Dog Training: I Did Most of What You Said

It’s usually on the second dog training lesson that I hear, “I did most of what you said!”

We start off really well. The dog owners are motivated to fix their dog problem.

Then there’s a shift. The owners tend to view the training program much like an “a la cart” menu in a restaurant. They choose the easiest and most convenient exercises to do and discard the rest of the dog training program. Why is that?

 

Here’s an example

Let’s say you, my client, have an adult dog has some mild separation anxiety. He’s relieving his stress with destructive chewing and peeing in the house.

In my evaluation I discover that you dote on your dog constantly when home. This includes a lot of lap time. Plus he sleeps with you. On top of that there has been no structure in his life with you and he rarely gets long walks, just potty walks.

My training program might include:

  1. Requiring your dog to earn everything with sits and downs
  2. Dialing back on the love and affection to just brief pets and praise for sits
  3. Give him his own bed to sleep in
  4. No lap time for about 6 weeks 
  5. Scheduled obedience training sessions
  6. Breaking the cycle of house soiling in your absence with crates/gates, etc.
  7. Enriching his environment with busy toys in your absence
  8. Ramp up his walks to twice daily for about 30 minutes each and finally,
  9. Desensitization exercises for his stress anxiety caused by your absence 

If out of all these recommendations in your dog training program, “you did most of what I said,” here are the areas you chose to not to do:

  1. Dial back on the love and affection to just brief pets and praise for sits 
  2. Give him his own bed to sleep in
  3. No lap time for about 6 weeks
  4. Ramp up his walks to twice daily for about 30 minutes each and finally,
  5. Desensitization exercises for his stress anxiety caused by your absence

The fallout

It’s very difficult for most dog owners to give up love and affection. You may try it a little while, but sleeping with your dog, lots of lap time and having him in your bed continues.

This then begins to confuse your dog.

Many people are very pressed for time. Finding an extra hour in your day to spend with your dog on a walk is difficult – especially, if you have critical work demands or sports activities with kids.

The most folks can do is two to three walks a week.

Dogs simply need more good long healthy walks. If you can’t do two walks daily, then do at least one long 30-45 minute walk daily.

The most critical thing is that the good walk be consistent each day and at predictable times for your dog.

Desensitization exercises can also be difficult to do every day consistently.

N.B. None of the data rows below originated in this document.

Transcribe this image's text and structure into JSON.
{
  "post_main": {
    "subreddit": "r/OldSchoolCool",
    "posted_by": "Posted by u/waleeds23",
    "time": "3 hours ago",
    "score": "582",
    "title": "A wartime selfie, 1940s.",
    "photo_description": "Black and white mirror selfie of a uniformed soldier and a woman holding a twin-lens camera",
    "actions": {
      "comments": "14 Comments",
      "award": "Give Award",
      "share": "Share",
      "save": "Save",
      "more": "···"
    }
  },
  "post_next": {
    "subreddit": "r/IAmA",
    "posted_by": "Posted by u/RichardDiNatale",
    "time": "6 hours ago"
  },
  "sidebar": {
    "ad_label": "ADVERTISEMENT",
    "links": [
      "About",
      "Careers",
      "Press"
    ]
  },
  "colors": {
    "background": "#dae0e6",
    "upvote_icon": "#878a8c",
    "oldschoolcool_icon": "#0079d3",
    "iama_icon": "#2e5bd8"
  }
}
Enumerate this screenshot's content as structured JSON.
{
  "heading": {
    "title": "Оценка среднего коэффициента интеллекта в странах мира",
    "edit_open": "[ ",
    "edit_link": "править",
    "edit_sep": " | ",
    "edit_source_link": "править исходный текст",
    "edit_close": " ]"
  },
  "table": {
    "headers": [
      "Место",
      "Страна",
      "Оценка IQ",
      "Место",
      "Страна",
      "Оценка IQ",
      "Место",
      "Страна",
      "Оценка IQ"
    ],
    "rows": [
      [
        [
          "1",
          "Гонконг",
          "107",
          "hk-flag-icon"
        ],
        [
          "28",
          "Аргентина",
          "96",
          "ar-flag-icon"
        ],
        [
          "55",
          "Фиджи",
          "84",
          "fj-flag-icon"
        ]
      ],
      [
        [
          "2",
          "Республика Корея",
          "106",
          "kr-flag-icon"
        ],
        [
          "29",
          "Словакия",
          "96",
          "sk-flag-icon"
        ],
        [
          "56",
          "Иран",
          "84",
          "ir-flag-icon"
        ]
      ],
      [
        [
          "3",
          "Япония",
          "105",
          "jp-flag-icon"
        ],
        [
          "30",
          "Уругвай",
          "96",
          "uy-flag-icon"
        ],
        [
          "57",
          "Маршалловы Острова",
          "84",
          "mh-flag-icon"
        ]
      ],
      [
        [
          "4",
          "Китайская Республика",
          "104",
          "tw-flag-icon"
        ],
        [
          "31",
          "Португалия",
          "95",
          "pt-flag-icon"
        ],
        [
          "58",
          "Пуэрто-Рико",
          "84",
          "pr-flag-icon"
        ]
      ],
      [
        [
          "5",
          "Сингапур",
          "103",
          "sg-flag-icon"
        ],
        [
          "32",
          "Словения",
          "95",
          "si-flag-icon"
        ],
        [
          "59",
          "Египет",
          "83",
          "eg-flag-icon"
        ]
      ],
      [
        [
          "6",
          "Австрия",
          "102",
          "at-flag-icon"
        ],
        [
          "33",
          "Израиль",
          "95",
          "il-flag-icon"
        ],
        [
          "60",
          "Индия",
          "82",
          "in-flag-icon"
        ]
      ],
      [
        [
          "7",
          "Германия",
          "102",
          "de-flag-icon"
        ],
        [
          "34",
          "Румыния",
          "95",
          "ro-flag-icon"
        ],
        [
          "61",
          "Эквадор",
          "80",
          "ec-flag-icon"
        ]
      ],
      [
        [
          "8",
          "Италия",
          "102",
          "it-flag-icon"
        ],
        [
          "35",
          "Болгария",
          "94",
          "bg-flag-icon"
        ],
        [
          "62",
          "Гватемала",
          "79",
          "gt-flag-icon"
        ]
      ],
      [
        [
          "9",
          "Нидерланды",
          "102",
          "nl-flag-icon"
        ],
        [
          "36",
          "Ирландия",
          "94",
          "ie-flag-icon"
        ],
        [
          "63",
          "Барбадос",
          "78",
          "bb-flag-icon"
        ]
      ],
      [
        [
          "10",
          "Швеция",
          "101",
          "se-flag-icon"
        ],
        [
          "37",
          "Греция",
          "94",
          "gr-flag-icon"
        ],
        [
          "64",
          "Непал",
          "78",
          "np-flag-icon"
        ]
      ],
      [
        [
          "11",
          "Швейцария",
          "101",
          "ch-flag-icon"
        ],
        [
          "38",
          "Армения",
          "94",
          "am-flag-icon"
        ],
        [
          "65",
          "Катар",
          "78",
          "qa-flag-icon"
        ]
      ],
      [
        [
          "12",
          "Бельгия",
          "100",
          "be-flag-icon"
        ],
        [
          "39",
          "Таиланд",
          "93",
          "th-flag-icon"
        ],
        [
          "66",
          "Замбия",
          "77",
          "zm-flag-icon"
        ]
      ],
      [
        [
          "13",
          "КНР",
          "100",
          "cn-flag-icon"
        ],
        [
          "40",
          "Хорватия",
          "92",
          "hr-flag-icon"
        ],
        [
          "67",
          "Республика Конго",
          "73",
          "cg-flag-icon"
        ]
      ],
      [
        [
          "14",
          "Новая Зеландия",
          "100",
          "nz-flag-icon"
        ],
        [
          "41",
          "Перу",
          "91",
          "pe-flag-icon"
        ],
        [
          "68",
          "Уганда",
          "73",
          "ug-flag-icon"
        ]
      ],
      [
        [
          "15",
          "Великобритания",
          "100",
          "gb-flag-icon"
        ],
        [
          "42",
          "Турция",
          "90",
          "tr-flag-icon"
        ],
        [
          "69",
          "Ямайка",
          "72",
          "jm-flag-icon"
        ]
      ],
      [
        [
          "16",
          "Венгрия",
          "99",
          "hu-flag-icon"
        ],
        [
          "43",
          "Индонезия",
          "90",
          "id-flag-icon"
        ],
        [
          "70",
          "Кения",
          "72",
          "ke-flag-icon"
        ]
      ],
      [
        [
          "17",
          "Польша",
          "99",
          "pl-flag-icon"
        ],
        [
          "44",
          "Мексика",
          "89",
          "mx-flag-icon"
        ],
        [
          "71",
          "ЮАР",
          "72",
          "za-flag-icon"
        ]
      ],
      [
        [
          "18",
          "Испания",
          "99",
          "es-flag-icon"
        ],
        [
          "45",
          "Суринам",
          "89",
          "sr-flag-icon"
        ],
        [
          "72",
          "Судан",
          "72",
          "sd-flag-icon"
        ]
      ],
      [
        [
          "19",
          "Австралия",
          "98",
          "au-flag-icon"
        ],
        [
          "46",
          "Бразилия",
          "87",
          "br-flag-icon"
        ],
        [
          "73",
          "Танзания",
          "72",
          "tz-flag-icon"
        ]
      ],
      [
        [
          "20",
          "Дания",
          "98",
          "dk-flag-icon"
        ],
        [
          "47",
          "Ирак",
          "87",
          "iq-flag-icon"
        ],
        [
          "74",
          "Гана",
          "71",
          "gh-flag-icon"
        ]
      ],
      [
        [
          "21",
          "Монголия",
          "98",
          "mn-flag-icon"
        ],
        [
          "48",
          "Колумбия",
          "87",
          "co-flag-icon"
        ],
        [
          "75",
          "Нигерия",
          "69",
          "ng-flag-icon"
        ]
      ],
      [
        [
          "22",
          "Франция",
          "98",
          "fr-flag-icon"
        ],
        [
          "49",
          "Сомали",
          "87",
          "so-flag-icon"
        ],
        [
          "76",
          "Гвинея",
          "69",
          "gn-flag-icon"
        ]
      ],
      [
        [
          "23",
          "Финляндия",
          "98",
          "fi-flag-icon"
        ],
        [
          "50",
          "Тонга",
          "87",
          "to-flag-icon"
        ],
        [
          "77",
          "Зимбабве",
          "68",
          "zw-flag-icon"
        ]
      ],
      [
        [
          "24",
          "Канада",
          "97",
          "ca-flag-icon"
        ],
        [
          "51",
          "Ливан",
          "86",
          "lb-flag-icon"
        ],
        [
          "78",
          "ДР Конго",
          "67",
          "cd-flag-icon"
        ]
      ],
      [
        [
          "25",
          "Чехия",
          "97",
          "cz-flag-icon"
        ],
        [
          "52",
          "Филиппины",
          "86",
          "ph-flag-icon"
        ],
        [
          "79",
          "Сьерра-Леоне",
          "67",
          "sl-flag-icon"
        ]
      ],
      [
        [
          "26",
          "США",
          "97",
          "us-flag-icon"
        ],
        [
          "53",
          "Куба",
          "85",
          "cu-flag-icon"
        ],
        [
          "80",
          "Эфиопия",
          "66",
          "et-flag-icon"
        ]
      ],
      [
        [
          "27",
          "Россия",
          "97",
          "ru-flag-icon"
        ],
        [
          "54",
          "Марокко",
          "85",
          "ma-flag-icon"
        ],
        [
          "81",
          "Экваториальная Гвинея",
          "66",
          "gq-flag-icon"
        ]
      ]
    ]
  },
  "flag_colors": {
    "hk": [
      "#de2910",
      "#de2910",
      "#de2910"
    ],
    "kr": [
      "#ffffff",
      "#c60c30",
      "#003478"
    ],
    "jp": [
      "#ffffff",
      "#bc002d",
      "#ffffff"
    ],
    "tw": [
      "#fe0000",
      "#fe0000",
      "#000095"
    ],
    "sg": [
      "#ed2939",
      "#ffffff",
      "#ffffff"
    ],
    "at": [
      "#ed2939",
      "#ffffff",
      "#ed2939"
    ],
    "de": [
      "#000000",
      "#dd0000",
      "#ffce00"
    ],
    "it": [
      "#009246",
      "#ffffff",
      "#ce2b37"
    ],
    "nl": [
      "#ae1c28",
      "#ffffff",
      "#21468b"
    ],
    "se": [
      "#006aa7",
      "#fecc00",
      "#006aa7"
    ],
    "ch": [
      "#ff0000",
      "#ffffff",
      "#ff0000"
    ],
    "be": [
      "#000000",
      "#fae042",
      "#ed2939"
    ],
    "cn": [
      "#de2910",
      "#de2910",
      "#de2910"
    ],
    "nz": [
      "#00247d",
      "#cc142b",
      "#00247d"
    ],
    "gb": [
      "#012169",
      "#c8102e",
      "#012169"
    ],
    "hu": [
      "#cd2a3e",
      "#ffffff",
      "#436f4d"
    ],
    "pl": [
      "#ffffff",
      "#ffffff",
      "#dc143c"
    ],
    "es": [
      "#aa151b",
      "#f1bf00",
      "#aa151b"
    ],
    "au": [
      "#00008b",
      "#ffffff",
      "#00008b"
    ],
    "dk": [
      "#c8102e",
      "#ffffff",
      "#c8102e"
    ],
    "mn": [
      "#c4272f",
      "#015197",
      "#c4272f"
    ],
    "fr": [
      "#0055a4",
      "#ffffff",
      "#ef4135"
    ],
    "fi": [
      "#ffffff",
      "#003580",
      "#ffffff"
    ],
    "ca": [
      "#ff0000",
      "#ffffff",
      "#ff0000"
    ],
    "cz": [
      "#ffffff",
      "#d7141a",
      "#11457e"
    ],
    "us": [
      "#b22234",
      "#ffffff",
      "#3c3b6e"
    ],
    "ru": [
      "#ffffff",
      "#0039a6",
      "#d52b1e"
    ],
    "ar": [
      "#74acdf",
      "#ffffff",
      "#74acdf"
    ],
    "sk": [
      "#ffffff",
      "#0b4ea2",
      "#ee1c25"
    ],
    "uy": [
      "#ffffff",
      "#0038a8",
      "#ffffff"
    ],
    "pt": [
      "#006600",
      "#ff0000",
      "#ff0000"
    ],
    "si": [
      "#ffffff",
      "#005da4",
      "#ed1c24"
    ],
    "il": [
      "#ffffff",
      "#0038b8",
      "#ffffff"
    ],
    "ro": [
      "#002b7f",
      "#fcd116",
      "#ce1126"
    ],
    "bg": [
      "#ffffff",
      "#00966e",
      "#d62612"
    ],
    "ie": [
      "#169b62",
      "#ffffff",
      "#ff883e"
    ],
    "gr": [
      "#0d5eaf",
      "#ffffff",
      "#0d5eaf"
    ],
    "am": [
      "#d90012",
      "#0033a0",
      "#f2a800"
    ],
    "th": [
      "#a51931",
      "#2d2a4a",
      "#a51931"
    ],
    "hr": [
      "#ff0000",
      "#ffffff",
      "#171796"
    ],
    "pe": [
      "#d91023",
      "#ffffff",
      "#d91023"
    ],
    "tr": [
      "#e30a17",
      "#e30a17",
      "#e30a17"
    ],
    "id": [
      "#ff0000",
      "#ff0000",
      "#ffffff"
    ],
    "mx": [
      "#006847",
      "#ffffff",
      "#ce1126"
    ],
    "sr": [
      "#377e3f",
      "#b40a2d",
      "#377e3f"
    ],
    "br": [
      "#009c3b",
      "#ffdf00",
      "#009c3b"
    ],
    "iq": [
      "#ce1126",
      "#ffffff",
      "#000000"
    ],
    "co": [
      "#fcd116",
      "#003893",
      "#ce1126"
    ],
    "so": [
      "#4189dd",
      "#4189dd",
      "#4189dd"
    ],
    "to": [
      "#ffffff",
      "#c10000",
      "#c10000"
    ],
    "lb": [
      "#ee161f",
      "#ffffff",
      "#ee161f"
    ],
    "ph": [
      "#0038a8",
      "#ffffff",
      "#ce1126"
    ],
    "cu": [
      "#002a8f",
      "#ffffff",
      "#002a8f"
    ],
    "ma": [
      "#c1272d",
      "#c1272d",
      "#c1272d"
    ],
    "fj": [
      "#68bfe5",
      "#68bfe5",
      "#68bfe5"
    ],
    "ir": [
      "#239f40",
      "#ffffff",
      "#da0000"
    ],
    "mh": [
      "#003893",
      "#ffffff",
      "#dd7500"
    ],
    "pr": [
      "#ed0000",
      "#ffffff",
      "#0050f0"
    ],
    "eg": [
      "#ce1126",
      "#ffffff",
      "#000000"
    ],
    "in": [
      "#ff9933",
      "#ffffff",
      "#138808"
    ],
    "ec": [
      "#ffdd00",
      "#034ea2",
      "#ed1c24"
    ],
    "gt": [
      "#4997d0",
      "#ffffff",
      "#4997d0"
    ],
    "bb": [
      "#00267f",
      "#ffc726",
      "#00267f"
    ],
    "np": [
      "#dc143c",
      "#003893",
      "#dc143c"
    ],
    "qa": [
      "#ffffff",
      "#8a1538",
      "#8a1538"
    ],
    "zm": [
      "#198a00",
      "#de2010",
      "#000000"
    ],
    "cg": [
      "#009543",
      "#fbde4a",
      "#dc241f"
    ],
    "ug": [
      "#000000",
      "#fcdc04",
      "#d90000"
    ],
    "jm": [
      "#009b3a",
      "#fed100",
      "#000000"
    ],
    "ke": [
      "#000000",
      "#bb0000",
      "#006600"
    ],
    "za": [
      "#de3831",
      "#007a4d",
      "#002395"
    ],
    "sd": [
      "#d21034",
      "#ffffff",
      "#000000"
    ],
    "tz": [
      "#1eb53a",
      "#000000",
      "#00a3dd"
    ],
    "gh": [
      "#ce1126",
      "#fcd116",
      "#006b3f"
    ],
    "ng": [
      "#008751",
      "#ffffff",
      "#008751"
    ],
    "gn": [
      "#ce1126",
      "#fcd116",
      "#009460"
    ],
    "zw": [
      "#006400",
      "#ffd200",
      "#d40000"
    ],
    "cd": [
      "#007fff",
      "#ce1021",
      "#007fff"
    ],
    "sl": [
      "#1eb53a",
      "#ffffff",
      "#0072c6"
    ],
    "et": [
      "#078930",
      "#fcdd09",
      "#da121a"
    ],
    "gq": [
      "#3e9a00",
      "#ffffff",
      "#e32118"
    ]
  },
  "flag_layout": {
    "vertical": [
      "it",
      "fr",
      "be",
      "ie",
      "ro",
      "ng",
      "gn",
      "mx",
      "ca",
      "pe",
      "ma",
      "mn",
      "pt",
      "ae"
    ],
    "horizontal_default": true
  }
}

Example: If you have a jumping problem when house guests arrive, it can be very difficult to have enough people each day to visit just to accommodate your dog training.

If you’re like most folks, you have very few if any visitors and bothering the neighbors is always a hassle. Unfortunately, not doing these set ups breaks down your dog training program.

Get in your training set ups with your kid’s friends and hubby when he comes home from work. Just have him come in the front door and exit and re-enter two more times. That gets you 15 repetitions in a 5 day work week.

The bottom line

A good dog training program will include behavior modification, obedience training, exercise and structure in the home for your dog.

All parts are designed to work together to provide you with the best end result: Dog behavior problem solved.

With positive reinforcement dog training methods built into the program, not only will you’ll gain a willing dog, you’ll get the behaviors you want as an automatic response.

Here’s the most important part: You have to change your behavior in order to change your dog’s behavior.

Let me say that again: You have to change your behavior in order to change your dog’s behavior.

It doesn’t take a lot of time but it does take a commitment to consistently work the entire dog training program daily. Don’t short change your dog. He’s counting on you.

We’re always learning and there’s a bunch of you out there we are grateful to be able to serve and learn from. I’m really interested in your thoughts and opinions on this. I’m here to help.

Thanks for letting me share my dog training knowledge with you. Don’t be a stranger. I’d love to hear what you think.

 

Remember: “Together, We Can Raise a Happy and Obedient Dog”

Jim Burwell, Houston dog trainer for 25+ years, serving over 10,000 clients, has a profound understanding of dog behavior and the many things, we as humans, do that influence that behavior – good or bad. Jim has the ability to not only steer dogs and puppies down the right path but to also train the owners to understand their part in having a great dog.

His Ground Rules for Great Dogs is your must have, easy step-by-step process to helping your dog. Be the dog owner your dog needs to be a great dog. Ground Rules gets you there. Grab them now.

1 reply
  1. Brenda
    Brenda says:

    Man, I really don’t want to stop having my dog on the couch with me. Isn’t there anything else to do?

Leave a Reply

Want to join the discussion?
Feel free to contribute!

Leave a Reply

Your email address will not be published. Required fields are marked *